Nell Shipman was born in 1892 in Vancouver, British Columbia, though her family later moved to the Seattle area, and from there to Glendale, California.  Nell’s acting career began in her teens, and she also was active as a screenwriter from an early age.  She was the screenwriter for all of her existing films, and was credited with writing a number of others.  Her final film credit came for her 1935 screenplay Wings in the Dark, starring Myrna Loy and Cary Grant.  In addition, Nell directed and edited her films. 

Between 1915 and 1919, Nell starred in a number of films.  Following the success of
Back to God’s Country in 1919, Nell decided to form her own production company; a few years later she moved her company (including a large and diverse zoo of her animal actors) to Priest Lake, Idaho.  Her film The Grub Stake (1922) was filmed both around Priest Lake and in the Spokane area.  In addition to The Grub Stake, she also filmed the "Little Dramas from Big Places" series around Priest Lake.  Three film survive intact from this series: The Light on Lookout Mountain, The Trail of the North Wind, and White Water (all date from 1924).

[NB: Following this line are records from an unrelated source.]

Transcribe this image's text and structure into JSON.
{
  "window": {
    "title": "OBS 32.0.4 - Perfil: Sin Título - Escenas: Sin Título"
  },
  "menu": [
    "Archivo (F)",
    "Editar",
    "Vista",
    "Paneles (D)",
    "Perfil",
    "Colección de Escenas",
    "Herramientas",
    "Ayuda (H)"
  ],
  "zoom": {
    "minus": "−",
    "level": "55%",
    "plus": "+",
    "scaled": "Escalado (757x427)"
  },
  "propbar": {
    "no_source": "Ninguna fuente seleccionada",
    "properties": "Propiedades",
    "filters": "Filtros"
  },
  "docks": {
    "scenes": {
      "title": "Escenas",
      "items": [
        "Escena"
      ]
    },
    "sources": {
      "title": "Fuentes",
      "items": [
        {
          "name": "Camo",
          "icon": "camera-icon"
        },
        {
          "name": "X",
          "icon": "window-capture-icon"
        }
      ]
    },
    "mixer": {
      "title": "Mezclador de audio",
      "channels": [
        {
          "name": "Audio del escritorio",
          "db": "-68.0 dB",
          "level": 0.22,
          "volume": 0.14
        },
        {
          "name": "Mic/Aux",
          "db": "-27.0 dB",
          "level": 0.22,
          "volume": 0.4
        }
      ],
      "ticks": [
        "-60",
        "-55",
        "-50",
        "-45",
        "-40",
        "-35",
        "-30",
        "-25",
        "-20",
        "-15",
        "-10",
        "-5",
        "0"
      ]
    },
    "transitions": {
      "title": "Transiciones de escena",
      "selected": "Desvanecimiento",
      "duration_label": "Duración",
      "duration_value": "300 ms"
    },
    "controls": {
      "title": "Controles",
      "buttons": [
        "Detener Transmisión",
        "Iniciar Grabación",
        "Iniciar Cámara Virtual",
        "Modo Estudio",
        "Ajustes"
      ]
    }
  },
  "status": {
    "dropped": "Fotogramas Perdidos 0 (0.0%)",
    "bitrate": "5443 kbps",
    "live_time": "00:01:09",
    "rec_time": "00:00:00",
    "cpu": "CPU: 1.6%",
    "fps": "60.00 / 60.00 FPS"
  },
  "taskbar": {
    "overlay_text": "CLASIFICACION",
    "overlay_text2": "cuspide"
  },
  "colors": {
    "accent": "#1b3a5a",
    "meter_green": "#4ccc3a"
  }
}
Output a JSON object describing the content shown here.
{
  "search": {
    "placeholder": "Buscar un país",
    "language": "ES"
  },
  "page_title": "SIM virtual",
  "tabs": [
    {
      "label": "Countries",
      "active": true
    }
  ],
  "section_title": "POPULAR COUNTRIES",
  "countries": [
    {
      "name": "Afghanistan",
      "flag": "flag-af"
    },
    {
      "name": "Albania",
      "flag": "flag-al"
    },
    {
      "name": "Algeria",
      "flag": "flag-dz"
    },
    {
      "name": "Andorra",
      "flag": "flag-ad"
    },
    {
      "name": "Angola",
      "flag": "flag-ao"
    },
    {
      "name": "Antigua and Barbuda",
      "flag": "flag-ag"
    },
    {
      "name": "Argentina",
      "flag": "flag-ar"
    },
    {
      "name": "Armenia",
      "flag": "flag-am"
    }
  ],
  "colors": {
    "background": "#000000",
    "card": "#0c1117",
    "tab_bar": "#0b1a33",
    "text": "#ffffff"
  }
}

Shipman's company also was noteworthy for including cinematographer Joseph Walker.   Walker went on to work as  cinematographer for a number of classic films, including such well-known Frank Capra works as
It's a Wonderful Life, It Happened One Night, and Mr Smith Goes to Washington.

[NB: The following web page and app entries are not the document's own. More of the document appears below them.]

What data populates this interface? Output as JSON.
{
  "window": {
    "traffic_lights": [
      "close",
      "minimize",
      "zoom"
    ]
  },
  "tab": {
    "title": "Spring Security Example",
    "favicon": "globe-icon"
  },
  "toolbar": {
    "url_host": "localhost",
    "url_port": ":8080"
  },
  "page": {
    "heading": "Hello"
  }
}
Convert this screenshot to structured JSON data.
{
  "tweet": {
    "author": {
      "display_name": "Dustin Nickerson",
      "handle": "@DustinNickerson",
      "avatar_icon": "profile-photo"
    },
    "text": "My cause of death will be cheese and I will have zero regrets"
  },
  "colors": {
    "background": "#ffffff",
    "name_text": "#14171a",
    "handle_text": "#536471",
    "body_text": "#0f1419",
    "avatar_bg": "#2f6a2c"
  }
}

While Nell Shipman's films have won critical attention in recent years, she was unsuccessful at bucking the burgeoning Hollywood studio system in her own time.

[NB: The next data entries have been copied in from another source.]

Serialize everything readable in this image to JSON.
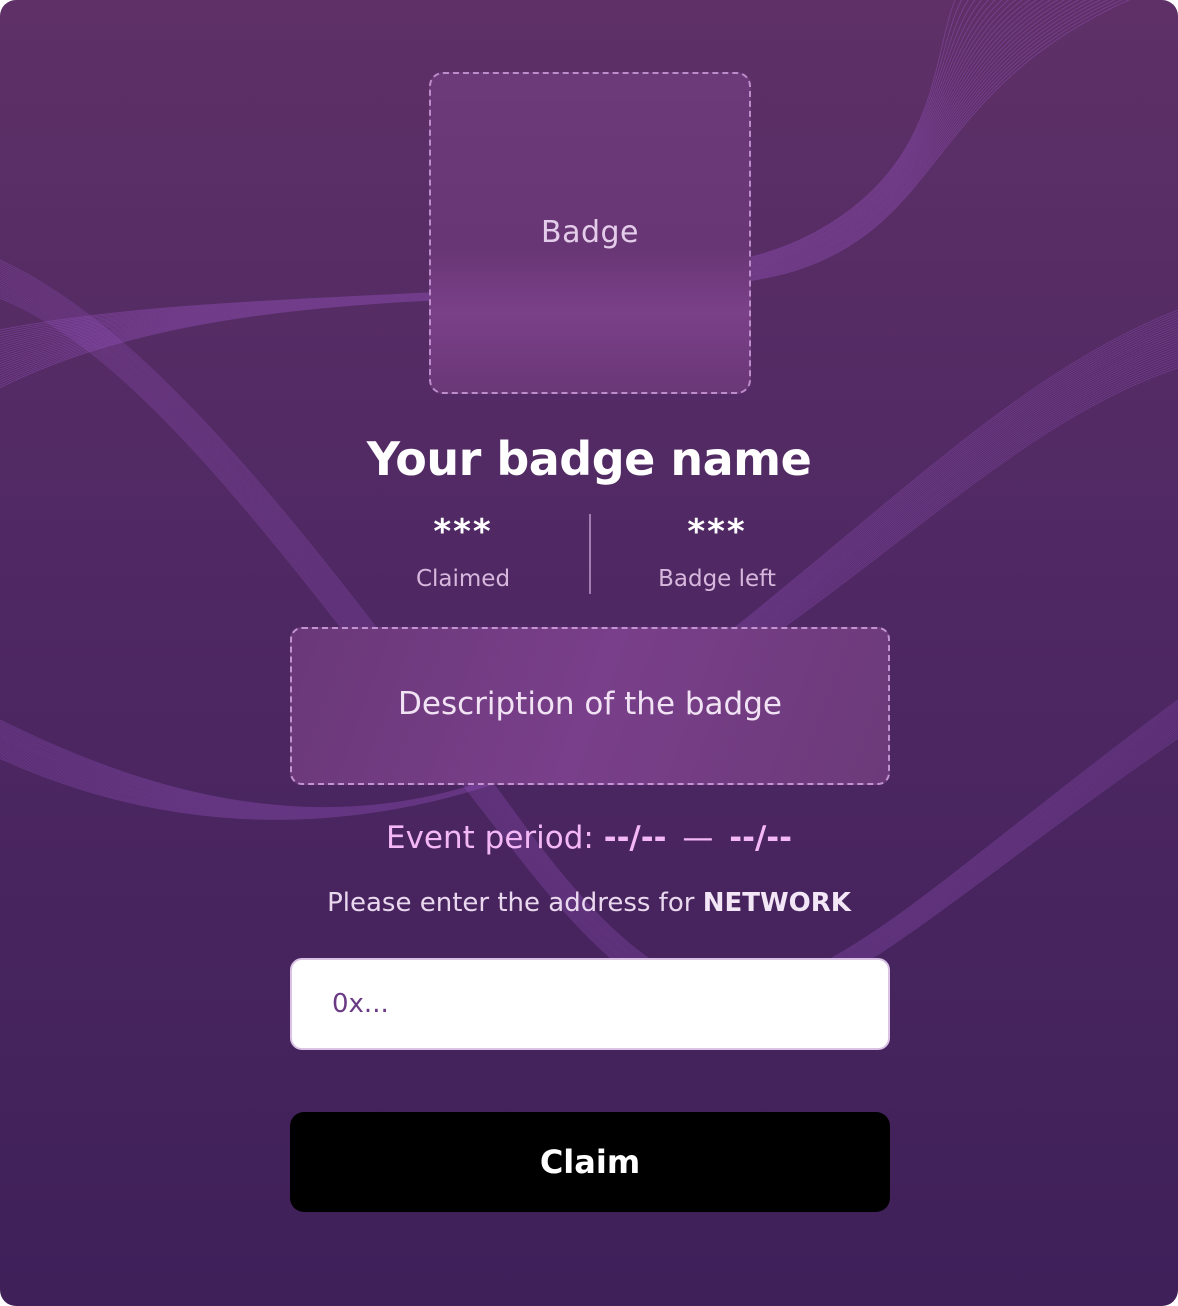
{
  "badge": {
    "placeholder_label": "Badge",
    "name": "Your badge name",
    "description": "Description of the badge"
  },
  "stats": {
    "claimed": {
      "value": "***",
      "label": "Claimed"
    },
    "left": {
      "value": "***",
      "label": "Badge left"
    }
  },
  "event": {
    "label": "Event period:",
    "start": "--/--",
    "separator": "—",
    "end": "--/--"
  },
  "network_prompt": {
    "text": "Please enter the address for",
    "network": "NETWORK"
  },
  "address_input": {
    "value": "",
    "placeholder": "0x..."
  },
  "claim_button": {
    "label": "Claim"
  },
  "colors": {
    "background_top": "#5e3067",
    "background_bottom": "#3f2059",
    "accent_pink": "#f4b8f6",
    "button_bg": "#000000",
    "wave_line": "#a35bd0"
  }
}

Known as the “Queen of the Dogsleds,” Nell typically portrayed strong women characters.  Her movies invariably feature animals (both wild and domestic), and she was an early champion of humane treatment for animals in film.